Data records for software interfaces:
%%

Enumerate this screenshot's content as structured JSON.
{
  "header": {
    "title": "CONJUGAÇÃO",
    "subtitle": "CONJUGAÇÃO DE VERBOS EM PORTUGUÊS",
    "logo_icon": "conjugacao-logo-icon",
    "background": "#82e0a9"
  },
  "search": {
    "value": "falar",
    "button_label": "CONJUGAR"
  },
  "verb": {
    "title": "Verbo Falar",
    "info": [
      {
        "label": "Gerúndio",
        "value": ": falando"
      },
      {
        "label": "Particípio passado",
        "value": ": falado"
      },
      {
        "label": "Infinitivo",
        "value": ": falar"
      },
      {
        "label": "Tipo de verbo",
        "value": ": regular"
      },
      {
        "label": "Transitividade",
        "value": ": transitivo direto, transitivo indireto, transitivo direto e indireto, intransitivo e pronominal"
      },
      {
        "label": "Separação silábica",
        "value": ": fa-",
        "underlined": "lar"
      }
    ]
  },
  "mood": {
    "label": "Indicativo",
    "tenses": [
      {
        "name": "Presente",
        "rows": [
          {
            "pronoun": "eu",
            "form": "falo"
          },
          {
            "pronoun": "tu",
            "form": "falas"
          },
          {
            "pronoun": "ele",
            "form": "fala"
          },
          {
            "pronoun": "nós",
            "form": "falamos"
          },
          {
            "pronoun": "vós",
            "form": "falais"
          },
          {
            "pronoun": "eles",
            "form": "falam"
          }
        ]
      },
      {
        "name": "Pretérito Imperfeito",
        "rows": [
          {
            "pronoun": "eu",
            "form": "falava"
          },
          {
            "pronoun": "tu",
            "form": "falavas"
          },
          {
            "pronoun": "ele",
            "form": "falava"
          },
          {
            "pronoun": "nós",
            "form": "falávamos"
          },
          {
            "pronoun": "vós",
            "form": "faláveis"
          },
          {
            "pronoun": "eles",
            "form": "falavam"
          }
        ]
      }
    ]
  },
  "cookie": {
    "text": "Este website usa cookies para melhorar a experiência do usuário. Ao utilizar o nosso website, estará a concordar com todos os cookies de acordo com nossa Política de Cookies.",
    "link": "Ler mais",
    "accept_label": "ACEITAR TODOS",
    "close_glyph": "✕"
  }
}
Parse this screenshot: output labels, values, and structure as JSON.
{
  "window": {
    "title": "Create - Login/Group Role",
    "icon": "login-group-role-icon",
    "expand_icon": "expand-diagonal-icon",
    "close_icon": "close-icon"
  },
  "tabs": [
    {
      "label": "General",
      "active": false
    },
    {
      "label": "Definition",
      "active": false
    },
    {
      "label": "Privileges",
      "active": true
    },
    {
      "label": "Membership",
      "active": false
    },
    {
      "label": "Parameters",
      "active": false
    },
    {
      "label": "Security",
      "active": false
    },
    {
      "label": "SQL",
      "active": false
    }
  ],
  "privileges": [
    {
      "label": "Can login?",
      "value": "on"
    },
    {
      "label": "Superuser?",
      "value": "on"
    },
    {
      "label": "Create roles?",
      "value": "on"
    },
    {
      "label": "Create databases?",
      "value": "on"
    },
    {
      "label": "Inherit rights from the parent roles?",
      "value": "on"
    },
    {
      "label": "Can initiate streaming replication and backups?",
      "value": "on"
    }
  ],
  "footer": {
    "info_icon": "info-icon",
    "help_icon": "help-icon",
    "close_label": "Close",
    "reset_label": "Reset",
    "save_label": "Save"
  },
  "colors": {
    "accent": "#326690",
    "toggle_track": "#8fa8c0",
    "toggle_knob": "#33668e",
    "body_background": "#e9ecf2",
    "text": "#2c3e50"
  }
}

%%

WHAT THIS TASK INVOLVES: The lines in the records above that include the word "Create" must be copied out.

RESPONSE:
    "title": "Create - Login/Group Role",
      "label": "Create roles?",
      "label": "Create databases?",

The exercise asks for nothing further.